Footage shows the van travelling along the road while it is clearly overloaded, with the cream armchair and couch hanging off the back left hand side of the vehicle.
It seems as though the oblivious driver had not strapped the cargo down to secure it in the rear of the truck.
As the van hurtles along the busy road the chair, which has been idley placed on a mattress hanging over the flatbed of the van, begins to slide off.
The chair bundles off the van onto the road flipping and rolling as it collides with the tarmac.
Luckily, the following car is able to slow down and avert the oncoming furniture, whilst the woman filming can be heard saying: “Oh, there’s the chair gone.”
Soon after the couch also slides off the vehicle, rattling off the road and completely flatting a road traffic sign on its way.
The chair finally rolls off of the road and comes to a halt on the grassy verge whilst the couch bounces to a standstill lying upside down in the middle of the road.
The blundering driver then seemingly realises the furniture has fallen and promptly stops.
Fife Jammer Locations shared the video to Facebook yesterday simply titling the footage by the name of the road: “Standing Stane.”
The post has received thousands of likes with hundreds of comments and shares from users who were quick to comment on how dangerous the careless driving was.
Fiona Ewan said: “Wow, that could have been really serious.
“Just as well the driver was keeping their distance.”
Tish McEwan said: “I hope the Fife police let this driver know the error of their ways.”
Stewart Masson said: “Height of laziness if you can’t strap your load down properly.
“This person needs to change jobs.”
Ali Brown said: “What a complete tool.”
Agnes Thomson added: “The chair was still lying there when I went past.
“I thought somebody had dumped it.”
Standing Stane Road has a very sad reputation for fatalities, since 2005 eight people have been killed in road traffic accidents.
Fife Council have voiced their support for an electronic sign to be installed on the road to alert motorists to different potential dangers depending on the situation.

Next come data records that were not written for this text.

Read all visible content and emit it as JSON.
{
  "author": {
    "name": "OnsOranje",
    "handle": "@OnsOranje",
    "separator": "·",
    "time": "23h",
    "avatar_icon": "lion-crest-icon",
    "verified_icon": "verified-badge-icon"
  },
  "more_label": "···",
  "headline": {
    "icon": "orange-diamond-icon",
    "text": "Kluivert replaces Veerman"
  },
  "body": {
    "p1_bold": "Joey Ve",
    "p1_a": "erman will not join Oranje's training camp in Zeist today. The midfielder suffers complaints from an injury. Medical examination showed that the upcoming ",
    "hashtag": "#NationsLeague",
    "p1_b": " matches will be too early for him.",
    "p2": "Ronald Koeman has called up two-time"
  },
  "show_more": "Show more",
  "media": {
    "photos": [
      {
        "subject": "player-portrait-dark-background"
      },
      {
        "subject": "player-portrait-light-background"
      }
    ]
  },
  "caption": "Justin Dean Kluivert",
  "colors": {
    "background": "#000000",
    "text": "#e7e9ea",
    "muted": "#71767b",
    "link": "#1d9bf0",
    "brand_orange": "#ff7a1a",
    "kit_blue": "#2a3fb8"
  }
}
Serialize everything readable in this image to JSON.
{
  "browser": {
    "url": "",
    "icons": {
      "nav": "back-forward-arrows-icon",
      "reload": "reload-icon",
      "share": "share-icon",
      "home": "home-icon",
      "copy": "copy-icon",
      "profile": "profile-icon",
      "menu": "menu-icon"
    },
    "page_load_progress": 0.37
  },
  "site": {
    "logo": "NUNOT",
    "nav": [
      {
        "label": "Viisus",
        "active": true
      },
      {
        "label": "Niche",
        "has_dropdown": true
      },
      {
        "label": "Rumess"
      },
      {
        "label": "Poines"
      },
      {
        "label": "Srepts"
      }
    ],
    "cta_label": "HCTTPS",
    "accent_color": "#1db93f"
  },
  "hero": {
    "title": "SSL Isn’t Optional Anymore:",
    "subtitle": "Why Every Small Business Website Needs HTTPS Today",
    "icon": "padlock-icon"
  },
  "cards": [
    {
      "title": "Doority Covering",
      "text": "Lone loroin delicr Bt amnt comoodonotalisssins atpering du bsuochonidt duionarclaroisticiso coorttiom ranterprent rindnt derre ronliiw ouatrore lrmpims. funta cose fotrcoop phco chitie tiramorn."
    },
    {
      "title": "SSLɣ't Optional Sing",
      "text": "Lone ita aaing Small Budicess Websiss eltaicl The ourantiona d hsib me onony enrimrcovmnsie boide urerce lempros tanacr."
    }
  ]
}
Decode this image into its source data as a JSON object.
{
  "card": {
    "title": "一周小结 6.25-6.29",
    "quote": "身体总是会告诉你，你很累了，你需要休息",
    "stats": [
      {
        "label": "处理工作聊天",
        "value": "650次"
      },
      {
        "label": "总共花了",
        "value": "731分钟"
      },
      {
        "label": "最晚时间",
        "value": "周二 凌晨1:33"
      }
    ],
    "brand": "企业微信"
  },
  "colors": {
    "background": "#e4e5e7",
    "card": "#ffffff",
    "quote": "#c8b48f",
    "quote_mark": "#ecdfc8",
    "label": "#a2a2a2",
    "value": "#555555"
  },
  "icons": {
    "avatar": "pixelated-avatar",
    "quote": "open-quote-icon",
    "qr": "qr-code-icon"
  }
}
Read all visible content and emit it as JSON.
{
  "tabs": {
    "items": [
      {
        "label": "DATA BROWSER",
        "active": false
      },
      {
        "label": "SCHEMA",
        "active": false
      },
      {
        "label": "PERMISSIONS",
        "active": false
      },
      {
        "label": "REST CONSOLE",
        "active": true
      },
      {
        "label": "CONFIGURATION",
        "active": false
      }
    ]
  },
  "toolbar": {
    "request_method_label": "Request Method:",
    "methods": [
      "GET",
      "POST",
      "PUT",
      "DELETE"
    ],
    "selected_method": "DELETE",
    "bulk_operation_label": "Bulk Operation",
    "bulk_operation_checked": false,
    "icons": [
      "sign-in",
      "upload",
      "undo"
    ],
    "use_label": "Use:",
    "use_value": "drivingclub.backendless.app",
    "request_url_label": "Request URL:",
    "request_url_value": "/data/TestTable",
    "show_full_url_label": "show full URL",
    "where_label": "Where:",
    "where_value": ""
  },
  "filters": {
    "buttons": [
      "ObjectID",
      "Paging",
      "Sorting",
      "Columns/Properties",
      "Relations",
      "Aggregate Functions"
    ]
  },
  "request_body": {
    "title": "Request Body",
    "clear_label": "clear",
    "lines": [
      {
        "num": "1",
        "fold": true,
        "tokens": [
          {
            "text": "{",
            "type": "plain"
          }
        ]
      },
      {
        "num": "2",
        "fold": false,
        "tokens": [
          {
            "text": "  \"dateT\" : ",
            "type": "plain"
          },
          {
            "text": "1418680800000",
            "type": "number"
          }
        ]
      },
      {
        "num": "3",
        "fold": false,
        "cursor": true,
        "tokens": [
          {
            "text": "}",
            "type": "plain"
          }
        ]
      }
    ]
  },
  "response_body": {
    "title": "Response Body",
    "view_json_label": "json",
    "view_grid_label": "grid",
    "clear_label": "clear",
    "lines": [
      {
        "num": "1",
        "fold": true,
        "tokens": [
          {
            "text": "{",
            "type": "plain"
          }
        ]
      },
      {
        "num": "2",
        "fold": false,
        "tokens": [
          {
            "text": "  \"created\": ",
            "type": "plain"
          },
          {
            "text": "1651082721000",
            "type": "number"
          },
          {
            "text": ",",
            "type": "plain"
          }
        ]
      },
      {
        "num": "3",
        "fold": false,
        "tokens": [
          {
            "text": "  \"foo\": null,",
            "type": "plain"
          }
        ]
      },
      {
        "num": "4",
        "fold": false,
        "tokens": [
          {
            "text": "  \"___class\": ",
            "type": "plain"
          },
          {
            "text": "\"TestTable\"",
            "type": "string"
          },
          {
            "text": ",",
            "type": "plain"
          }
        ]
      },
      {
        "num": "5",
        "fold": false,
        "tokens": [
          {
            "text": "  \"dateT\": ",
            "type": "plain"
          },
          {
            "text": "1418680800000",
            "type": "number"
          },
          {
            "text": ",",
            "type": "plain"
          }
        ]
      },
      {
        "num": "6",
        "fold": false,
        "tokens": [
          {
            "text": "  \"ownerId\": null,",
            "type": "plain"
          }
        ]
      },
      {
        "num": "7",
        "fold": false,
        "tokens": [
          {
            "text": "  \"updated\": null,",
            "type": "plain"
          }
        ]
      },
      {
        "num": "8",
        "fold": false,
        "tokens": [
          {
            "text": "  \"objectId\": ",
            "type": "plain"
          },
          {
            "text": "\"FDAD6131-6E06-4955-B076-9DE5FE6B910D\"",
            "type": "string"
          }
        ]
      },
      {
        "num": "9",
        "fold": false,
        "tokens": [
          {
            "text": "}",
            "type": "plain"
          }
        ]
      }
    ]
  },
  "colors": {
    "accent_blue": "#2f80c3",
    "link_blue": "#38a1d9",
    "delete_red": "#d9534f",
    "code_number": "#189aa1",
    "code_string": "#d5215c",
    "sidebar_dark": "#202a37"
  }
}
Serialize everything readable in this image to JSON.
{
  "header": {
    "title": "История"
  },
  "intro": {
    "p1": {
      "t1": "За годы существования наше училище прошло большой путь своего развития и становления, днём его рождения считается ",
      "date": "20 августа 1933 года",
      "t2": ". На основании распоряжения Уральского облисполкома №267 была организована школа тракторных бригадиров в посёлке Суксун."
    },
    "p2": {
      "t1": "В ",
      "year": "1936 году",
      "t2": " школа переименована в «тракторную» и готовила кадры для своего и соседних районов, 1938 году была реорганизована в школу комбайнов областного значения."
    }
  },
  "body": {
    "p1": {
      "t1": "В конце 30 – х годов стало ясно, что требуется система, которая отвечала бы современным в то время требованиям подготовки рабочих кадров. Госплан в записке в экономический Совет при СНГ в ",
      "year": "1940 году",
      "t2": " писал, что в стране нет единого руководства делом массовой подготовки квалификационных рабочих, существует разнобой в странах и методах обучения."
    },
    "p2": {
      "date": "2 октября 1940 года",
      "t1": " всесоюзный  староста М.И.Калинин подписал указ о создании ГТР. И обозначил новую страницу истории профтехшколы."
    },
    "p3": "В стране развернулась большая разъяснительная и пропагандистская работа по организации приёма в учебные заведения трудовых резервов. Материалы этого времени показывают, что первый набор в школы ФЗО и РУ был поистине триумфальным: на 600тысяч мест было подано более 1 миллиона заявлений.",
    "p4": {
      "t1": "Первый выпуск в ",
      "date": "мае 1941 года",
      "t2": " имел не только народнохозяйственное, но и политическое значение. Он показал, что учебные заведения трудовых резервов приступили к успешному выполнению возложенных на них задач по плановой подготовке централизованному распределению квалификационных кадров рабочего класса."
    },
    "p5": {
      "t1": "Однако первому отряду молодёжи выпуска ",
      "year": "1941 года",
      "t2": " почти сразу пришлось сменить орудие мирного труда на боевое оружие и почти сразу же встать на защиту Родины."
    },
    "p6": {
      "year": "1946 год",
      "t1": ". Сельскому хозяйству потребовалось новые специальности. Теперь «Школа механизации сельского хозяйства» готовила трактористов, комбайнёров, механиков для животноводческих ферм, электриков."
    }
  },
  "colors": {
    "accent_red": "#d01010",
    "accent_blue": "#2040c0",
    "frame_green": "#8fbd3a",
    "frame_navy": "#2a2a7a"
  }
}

If approved the sign will cost around £80,000 and it will be the first of its kind in Scotland.